With some investigation and a Facebook friend linkup with Margaret, the interviewer was able to confirm that dozens of photos of Margaret with different cats are found at different Facebook pages. On first blush, the cats in the photos look the same. However, upon close inspection, a determination can be made that time and again, these are different felines. The interview was well aware of how much these cats looked like his own.
If anyone was really paying attention, and no one seems to be, a member of one of another of these Facebook venues could ascertain that Margaret was posing with an incredible number of individual cats.
Are the Cats Provided Proper Care?
Margaret maintains that her cats receive suitable care. She does not equivocate when she states that even though there are a large number of cats in her home, she has the resources and the space to ensure that they live well.
At least as far as the exterior of her home is concerned, together with her personal presentation, concluding that Margaret does have money seems fair. Nonetheless, how could she provide proper attention to the cats individually?
She recounted that she spends a good amount of time with each of her cats. In addition, Margaret added that the cats are supportive of one another. She maintained that one of the reasons she needed to have so many cats in her home is because they thrive by living together in colonies.
She then went on to explain reports in the Denver Post, the daily newspaper, regarding some 300,000 feral cats that live in colonies around the city. Margaret made a point of saying that her cats have the best of both worlds.
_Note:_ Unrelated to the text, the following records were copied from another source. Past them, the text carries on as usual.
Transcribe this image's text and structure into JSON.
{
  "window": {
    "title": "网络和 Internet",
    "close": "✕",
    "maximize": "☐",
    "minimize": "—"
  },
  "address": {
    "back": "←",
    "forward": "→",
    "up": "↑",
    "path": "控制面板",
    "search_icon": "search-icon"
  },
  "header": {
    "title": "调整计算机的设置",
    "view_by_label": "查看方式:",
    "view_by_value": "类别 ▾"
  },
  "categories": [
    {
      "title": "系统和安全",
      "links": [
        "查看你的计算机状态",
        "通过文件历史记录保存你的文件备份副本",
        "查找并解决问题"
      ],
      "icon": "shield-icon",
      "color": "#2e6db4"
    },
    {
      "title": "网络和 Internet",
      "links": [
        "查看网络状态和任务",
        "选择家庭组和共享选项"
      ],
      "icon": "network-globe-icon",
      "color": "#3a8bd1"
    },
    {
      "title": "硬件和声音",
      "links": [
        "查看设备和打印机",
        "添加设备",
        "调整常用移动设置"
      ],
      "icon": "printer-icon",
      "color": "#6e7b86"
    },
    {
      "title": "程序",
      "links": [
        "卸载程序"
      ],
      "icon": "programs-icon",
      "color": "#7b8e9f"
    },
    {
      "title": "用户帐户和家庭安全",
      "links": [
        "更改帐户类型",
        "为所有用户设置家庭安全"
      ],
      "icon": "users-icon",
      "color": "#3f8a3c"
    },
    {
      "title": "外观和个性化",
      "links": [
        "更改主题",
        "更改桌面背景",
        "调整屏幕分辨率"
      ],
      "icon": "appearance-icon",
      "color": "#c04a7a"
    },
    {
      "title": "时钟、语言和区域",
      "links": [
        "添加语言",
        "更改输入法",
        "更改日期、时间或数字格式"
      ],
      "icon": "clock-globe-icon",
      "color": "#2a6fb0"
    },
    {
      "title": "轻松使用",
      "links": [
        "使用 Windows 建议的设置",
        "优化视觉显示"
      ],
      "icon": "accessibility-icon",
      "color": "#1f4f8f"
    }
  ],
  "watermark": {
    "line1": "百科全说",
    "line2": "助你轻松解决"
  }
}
They are able to live in a colony and yet in a nice home at the same time.
What About Bella?
In the midst of the interview with Margaret, she brought up the kitten she adopted out to the interviewer. The interviewer explained that Bella was well and was going to turn nine years old in a couple of weeks. Margaret indicated that she knew Bella’s age.
Margaret asked to see photos of Bella, which were shared. After a beat, Margaret asked if Bella might come over to visit, meet her other cats, felines which she assumed were pretty much all related to the runt of a litter she was seemingly parted with.
The interviewer politely declined the invitation to bring Bella over. He explained that Bella is tremendously shy and did not like to venture from her own home. In reality, the interviewer also privately worried that if he brought his furry friend over to Margaret’s home, he would never see the little one again.